Still, employers, insurers and government agencies have all pushed cessation as a way to eventually save money.
But a new study says there is only one thing wrong about this assumption: The savings are nearly immediate.
The study, conducted by George Washington University of the Massachusetts' Medicaid program, found that every dollar invested in smoking cessation counseling, drugs and treatment returned $3 of savings in the first 16 months.
That's an incredible rate of return, and suggests states should be doing even more to get Medicaid enrollees off tobacco.
Yet, unfortunately, in this era of tight state budgets, stop-smoking programs have become one of the targets for elimination.
Maine, like Massachusetts, has a robust smoking cessation benefit in Medicaid. It requires a $3 co-pay for three counseling sessions a year and for a variety of gums, patches and nasal sprays.
But there is a proposal to cut tobacco cessation products from Maine's Medicaid program in the supplemental budget, although other funding would remain in the Maine Center for Disease Control and Prevention budget.
The Massachusetts study would argue against eliminating any stop-smoking programs.
"The good news from a state budget perspective is that even if people stop smoking temporarily, there can be immediate savings," study author Leighton Ku told the website stateline.org.
The "study showed a rapid reduction in the number of people having heart attacks and other cardiovascular problems, and that led to immediate savings."
In the past, studies have calculated the lifetime value of breaking the tobacco habit, according to the stateline.org article. That means people gradually miss fewer days of work, live longer and are less likely to develop cancer, emphysema and other respiratory, cardiovascular diseases.

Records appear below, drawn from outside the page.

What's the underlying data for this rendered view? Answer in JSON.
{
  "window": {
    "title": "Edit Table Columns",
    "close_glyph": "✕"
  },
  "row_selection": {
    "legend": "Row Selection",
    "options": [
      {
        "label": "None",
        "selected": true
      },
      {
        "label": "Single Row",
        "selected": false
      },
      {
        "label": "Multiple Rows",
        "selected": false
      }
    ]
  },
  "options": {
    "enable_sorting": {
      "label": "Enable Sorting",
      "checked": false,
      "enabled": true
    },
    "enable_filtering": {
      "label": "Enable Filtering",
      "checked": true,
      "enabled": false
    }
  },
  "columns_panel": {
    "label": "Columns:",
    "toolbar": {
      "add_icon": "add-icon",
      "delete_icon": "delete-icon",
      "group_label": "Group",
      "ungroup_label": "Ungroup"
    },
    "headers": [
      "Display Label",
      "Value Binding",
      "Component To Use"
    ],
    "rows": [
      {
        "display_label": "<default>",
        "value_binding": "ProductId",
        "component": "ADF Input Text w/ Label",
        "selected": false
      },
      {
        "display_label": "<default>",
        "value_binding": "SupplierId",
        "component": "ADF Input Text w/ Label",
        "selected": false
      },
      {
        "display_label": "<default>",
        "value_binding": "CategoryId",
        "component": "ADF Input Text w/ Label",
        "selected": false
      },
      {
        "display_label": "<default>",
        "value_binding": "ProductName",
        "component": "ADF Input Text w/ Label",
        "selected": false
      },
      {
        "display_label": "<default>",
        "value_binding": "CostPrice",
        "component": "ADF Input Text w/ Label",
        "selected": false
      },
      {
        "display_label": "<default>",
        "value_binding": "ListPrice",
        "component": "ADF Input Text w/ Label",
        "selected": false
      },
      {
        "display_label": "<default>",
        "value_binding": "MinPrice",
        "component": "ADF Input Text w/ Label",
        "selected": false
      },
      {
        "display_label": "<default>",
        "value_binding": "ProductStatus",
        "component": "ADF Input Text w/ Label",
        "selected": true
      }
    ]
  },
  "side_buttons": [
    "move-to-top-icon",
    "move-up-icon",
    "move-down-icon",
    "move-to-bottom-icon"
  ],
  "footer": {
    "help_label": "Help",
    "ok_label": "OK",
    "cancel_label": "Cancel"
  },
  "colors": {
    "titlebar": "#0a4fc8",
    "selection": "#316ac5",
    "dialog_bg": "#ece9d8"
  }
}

The Massachusetts study used two previous studies that tracked hospital admissions related to heart and lung complaints from 2002 to 2008.
The smoking rate for Massachusetts Medicaid recipients was more than 38 percent in 2006. Within two and a half years, 40 percent of Medicaid smokers had used the benefit and their smoking rate had dropped to 10 percent.

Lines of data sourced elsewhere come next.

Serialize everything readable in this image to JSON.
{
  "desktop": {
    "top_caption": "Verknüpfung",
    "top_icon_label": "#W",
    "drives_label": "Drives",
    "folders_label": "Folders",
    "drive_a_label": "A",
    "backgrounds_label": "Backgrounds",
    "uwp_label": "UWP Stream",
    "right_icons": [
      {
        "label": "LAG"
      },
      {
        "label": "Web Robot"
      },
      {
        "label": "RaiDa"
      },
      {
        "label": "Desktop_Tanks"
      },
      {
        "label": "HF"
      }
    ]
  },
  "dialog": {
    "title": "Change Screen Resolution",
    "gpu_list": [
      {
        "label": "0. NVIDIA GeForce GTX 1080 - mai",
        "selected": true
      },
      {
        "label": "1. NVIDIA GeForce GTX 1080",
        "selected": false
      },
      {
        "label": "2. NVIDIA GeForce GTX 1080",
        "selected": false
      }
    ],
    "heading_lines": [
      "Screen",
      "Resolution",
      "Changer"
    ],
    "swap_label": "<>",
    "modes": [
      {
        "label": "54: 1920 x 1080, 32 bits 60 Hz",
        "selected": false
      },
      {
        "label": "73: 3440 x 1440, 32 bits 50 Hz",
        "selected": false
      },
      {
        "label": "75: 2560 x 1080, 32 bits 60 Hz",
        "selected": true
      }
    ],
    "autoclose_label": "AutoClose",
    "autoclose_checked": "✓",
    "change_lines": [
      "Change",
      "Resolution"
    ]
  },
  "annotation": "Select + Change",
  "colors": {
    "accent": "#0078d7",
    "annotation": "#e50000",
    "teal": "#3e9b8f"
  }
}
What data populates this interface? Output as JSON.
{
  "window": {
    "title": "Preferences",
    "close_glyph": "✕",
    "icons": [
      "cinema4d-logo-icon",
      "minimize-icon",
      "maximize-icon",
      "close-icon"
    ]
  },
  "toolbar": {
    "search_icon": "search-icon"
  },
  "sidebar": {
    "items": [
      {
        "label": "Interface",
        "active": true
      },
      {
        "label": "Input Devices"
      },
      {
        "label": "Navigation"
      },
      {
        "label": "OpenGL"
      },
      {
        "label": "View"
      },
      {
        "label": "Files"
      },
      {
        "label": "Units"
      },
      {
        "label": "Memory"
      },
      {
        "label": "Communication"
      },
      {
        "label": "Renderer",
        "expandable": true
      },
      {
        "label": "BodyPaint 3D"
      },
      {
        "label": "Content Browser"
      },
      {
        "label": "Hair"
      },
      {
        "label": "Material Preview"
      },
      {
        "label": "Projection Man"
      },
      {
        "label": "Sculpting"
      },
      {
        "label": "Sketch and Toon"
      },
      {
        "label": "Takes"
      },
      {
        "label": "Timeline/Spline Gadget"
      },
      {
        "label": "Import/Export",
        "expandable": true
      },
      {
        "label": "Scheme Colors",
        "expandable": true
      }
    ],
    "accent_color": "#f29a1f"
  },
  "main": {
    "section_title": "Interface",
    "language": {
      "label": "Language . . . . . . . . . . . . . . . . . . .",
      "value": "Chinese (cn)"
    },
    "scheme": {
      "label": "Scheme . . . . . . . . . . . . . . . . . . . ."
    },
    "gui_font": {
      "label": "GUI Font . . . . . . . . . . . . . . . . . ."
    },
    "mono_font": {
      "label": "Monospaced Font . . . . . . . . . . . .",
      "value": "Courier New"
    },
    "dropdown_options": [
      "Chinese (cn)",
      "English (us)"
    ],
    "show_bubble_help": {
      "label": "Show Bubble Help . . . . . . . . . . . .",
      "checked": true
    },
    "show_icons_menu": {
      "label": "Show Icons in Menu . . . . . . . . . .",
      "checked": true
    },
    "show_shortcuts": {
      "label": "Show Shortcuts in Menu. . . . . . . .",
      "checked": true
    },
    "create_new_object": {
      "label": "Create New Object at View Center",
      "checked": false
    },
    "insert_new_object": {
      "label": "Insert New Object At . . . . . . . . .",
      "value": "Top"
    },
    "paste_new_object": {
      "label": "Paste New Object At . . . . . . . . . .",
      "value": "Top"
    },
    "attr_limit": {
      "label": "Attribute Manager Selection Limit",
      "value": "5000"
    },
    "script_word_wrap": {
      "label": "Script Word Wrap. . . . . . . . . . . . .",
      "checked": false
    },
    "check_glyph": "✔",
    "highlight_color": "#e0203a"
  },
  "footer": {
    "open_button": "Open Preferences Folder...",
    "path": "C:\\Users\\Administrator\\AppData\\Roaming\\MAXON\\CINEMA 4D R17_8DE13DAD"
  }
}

Nationally, smoking-related illnesses are estimated to cost Medicaid about $50 billion a year.
While the temptation must be great to cut across the board, Maine's lawmakers should look elsewhere for cuts.

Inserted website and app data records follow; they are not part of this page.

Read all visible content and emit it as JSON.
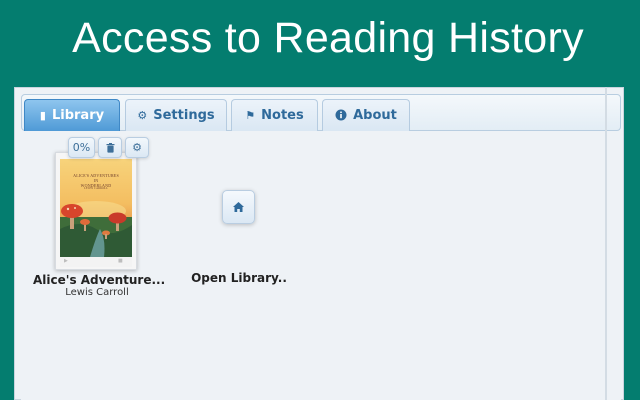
{
  "banner": {
    "title": "Access to Reading History"
  },
  "tabs": [
    {
      "label": "Library",
      "icon": "book-icon",
      "active": true
    },
    {
      "label": "Settings",
      "icon": "gear-icon",
      "active": false
    },
    {
      "label": "Notes",
      "icon": "flag-icon",
      "active": false
    },
    {
      "label": "About",
      "icon": "info-icon",
      "active": false
    }
  ],
  "book": {
    "progress": "0%",
    "title": "Alice's Adventure...",
    "author": "Lewis Carroll",
    "cover_title_line1": "ALICE'S ADVENTURES",
    "cover_title_line2": "IN",
    "cover_title_line3": "WONDERLAND",
    "cover_author": "LEWIS CARROLL",
    "actions": [
      {
        "name": "progress",
        "icon": ""
      },
      {
        "name": "delete",
        "icon": "trash-icon"
      },
      {
        "name": "settings",
        "icon": "gear-icon"
      }
    ]
  },
  "open_library": {
    "label": "Open Library..",
    "icon": "home-icon"
  },
  "colors": {
    "banner_bg": "#047d6f",
    "tab_active": "#4f9ad6",
    "tab_text": "#2f6a9b",
    "content_bg": "#eef2f6"
  }
}
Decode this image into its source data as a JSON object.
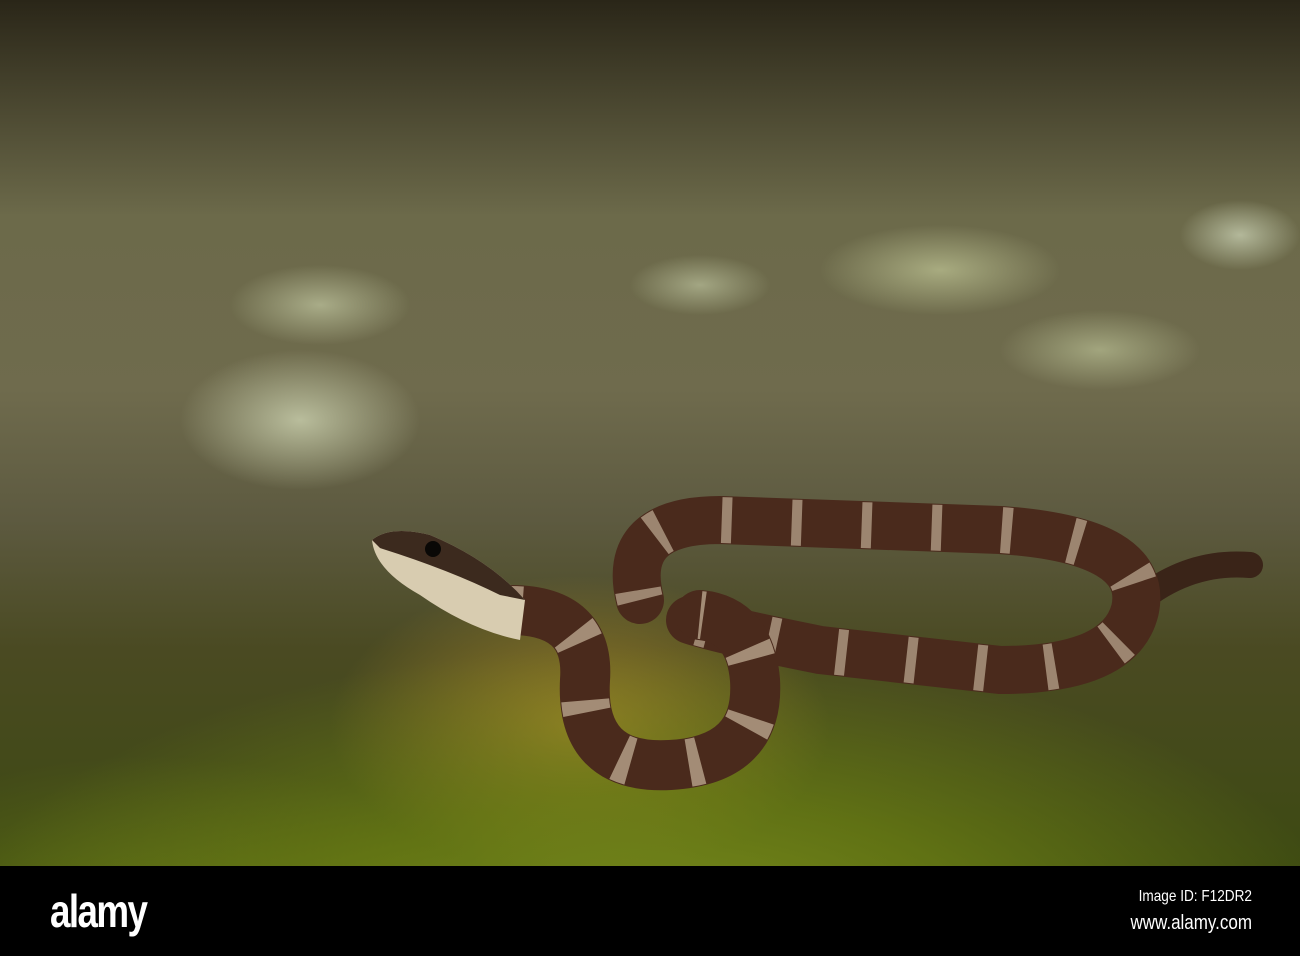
{
  "watermark": {
    "brand": "alamy",
    "image_id": "Image ID: F12DR2",
    "url": "www.alamy.com"
  },
  "colors": {
    "snake_dark": "#4a2a1c",
    "snake_band": "#b8a48c",
    "moss": "#7c8f1d",
    "rock": "#6f6b4d"
  }
}
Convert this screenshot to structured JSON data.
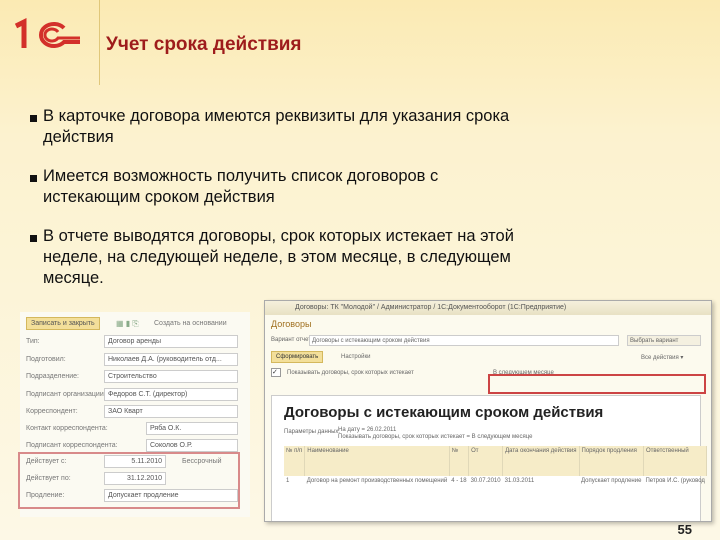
{
  "slide": {
    "title": "Учет срока действия",
    "page_number": "55",
    "logo_text": "1С",
    "accent": "#9e1c1c",
    "bullets": [
      "В карточке договора имеются реквизиты для указания срока действия",
      "Имеется возможность получить список договоров с истекающим сроком действия",
      "В отчете выводятся договоры, срок которых истекает на этой неделе, на следующей неделе, в этом месяце, в следующем месяце."
    ]
  },
  "card": {
    "save_close": "Записать и закрыть",
    "create_based": "Создать на основании",
    "rows": [
      {
        "label": "Тип:",
        "value": "Договор аренды"
      },
      {
        "label": "Подготовил:",
        "value": "Николаев Д.А. (руководитель отд..."
      },
      {
        "label": "Подразделение:",
        "value": "Строительство"
      },
      {
        "label": "Подписант организации:",
        "value": "Федоров С.Т. (директор)"
      },
      {
        "label": "Корреспондент:",
        "value": "ЗАО Кварт"
      },
      {
        "label": "Контакт корреспондента:",
        "value": "Ряба О.К."
      },
      {
        "label": "Подписант корреспондента:",
        "value": "Соколов О.Р."
      }
    ],
    "term_rows": [
      {
        "label": "Действует с:",
        "value": "5.11.2010"
      },
      {
        "label": "Действует по:",
        "value": "31.12.2010"
      },
      {
        "label": "Продление:",
        "value": "Допускает продление"
      }
    ],
    "indefinite": "Бессрочный"
  },
  "report": {
    "window_title": "Договоры: ТК \"Молодой\" / Администратор / 1С:Документооборот (1С:Предприятие)",
    "form_title": "Договоры",
    "variant_label": "Вариант отчета:",
    "variant_value": "Договоры с истекающим сроком действия",
    "choose_variant": "Выбрать вариант",
    "generate": "Сформировать",
    "settings": "Настройки",
    "all_actions": "Все действия ▾",
    "filter_label": "Показывать договоры, срок которых истекает",
    "filter_value": "В следующем месяце",
    "heading": "Договоры с истекающим сроком действия",
    "params_label": "Параметры данных:",
    "param1": "На дату = 26.02.2011",
    "param2": "Показывать договоры, срок которых истекает = В следующем месяце",
    "columns": [
      "№ п/п",
      "Наименование",
      "№",
      "От",
      "Дата окончания действия",
      "Порядок продления",
      "Ответственный"
    ],
    "rows": [
      [
        "1",
        "Договор на ремонт производственных помещений",
        "4 - 18",
        "30.07.2010",
        "31.03.2011",
        "Допускает продление",
        "Петров И.С. (руковод"
      ]
    ]
  }
}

Smoking cessation programs within Medicaid almost certainly save the state more money than they cost.
The opinions expressed in this column reflect the views of the ownership and editorial board.